The inequality is national in scope, not limited to VCU. There are wide disparities in universities between similarly educated and qualified individuals and the pay and privileges (like paid sabbaticals) they enjoy. Adjunct faculty are the lumpenproletariat of the academic world. Above them, the petite bourgeoisie, are “instructors” who, though they may not be on a tenure track, do enjoy the benefits of full-time employment. Then come the gentry and aristocracy: the assistant professors, associate professors, and full professors. Within the ranks of full professors, there are innumerable gradations of pay and status. The elite occupy endowed chairs, with endowment-funded supplements to their salaries, and are assigned a complement of graduate students. And, unless they violate the code of politically incorrect behavior and discourse, they enjoy virtually life-time job security.

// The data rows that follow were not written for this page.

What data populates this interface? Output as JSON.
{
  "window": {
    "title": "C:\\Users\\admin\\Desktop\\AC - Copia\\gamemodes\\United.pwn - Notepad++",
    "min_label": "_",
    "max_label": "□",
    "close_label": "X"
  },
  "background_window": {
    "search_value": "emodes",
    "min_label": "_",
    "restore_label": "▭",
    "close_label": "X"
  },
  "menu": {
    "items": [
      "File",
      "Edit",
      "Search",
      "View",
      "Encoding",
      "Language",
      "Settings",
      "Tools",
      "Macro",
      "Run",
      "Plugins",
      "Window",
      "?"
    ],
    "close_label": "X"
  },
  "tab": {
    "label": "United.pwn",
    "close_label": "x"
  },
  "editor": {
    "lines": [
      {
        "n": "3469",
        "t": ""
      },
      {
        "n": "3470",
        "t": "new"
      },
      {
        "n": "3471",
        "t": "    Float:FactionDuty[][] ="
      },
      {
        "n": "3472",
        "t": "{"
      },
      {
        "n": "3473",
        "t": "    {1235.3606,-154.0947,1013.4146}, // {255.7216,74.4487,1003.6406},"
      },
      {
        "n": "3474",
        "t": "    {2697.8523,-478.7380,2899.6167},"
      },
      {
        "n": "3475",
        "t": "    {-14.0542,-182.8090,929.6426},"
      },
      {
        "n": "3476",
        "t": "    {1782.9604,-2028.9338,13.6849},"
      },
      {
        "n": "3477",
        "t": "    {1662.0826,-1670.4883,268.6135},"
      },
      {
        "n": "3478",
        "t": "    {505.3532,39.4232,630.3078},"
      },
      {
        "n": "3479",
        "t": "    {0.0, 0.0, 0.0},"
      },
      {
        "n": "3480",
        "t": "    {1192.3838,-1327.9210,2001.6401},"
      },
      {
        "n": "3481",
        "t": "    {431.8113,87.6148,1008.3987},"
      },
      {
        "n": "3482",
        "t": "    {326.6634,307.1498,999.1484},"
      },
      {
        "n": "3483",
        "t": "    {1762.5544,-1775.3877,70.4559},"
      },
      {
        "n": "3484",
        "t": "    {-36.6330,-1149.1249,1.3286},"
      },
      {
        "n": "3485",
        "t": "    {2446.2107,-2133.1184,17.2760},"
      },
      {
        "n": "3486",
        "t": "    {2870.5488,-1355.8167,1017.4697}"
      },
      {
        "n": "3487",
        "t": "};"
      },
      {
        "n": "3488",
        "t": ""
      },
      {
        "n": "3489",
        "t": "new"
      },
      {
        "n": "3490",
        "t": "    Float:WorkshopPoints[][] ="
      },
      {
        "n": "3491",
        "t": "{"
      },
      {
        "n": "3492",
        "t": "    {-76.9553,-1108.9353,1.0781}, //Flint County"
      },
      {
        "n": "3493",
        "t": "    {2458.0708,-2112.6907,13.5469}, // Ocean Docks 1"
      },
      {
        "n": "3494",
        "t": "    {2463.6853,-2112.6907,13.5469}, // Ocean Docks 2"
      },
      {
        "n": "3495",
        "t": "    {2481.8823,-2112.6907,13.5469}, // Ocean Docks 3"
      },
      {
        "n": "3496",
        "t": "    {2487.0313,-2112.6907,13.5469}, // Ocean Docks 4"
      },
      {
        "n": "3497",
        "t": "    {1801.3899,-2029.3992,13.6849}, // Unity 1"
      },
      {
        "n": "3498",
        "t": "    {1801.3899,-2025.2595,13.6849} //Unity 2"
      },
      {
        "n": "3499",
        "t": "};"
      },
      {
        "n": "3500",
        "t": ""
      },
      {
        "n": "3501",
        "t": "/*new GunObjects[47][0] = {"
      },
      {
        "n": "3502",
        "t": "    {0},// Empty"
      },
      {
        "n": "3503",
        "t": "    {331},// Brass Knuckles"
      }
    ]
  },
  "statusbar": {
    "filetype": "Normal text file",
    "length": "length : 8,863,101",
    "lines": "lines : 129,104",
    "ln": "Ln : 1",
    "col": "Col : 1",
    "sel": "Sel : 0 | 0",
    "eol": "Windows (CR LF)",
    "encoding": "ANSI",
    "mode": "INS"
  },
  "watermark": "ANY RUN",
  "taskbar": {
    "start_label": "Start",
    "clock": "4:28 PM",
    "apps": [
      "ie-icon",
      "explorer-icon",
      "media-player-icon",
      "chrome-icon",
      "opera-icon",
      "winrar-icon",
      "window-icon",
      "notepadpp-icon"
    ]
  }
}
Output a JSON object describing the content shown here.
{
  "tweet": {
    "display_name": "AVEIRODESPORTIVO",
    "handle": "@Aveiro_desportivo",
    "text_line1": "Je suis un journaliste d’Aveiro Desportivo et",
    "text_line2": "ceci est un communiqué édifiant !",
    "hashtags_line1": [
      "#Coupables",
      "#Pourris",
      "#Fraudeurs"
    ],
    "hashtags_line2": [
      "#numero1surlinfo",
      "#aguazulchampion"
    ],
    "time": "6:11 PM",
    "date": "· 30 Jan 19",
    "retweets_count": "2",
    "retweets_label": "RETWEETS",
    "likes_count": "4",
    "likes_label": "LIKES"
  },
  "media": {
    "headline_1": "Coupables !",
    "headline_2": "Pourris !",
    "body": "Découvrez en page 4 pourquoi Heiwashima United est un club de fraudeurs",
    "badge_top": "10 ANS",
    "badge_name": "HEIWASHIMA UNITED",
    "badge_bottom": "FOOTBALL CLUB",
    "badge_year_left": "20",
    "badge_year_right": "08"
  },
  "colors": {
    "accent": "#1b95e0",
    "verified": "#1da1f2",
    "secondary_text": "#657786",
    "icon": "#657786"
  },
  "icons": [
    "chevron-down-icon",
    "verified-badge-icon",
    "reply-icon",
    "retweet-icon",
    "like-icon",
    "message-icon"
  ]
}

Granted, not all adjuncts, instructors, and professors are equally accomplished. Some contribute more intellectually to their fields — through research and writing — than others. The irony for institutions whose primary mission is to educate people is that the most accomplished professors — those who have reached tenure — do the least teaching. They get the lightest teaching loads so they can devote more time to pursue research and writing. The system is captive to the publish-or-perish phenomenon in which those who create knowledge (much of it of dubious value) are valued far more highly that those who disseminate it.
I have two close friends who are, or have been, adjunct faculty members of Richmond-area universities. One has a law degree, the other has a Ph.D. in psychology — the same educational credentials as those who occupy much loftier positions in the academic hierarchy. Both have intense and/or engaging personalities and both, I would wager (although I have not seen them in a classroom setting) are engaging teachers. As it happens, both are women, which may or may not be typical of adjunct faculty generally. And both either are, or have been, frustrated or embittered by their treatment.
Universities respond that they would love to increase pay for adjunct faculty but they just can’t. Cutbacks in state support for higher education, you know.
Here’s how Shawn Brixey, dean of VCU’s School of the Arts, justifies the pay disparities, as summarized by Style:
He notes the fiscal reality that budget cuts occurred last year, which leaves little discretion “beyond meeting unavoidable costs.” Throughout the years, tuition increases have, for the most part, replaced state funding cuts. He adds that the university’s administrative costs are “very low compared to like institutions” and that he’s working on generating new revenue streams to ease the tuition burden.
“We know that faculty compensation at VCU of all types – including for our teaching and research faculty and administrative and professional faculty – is below the average of that of our peers and fellow state tier 3 institutions,” Brixey explains via email. “The administration is working to improve that. They have made adjunct faculty compensation a top priority for the FY19 budget.”
Brixey has a point… assuming you accept the hierarchical nature of the faculty as an immutable feature of higher education at VCU and nearly every other nonprofit college and university in the country.There are currently no comments highlighted.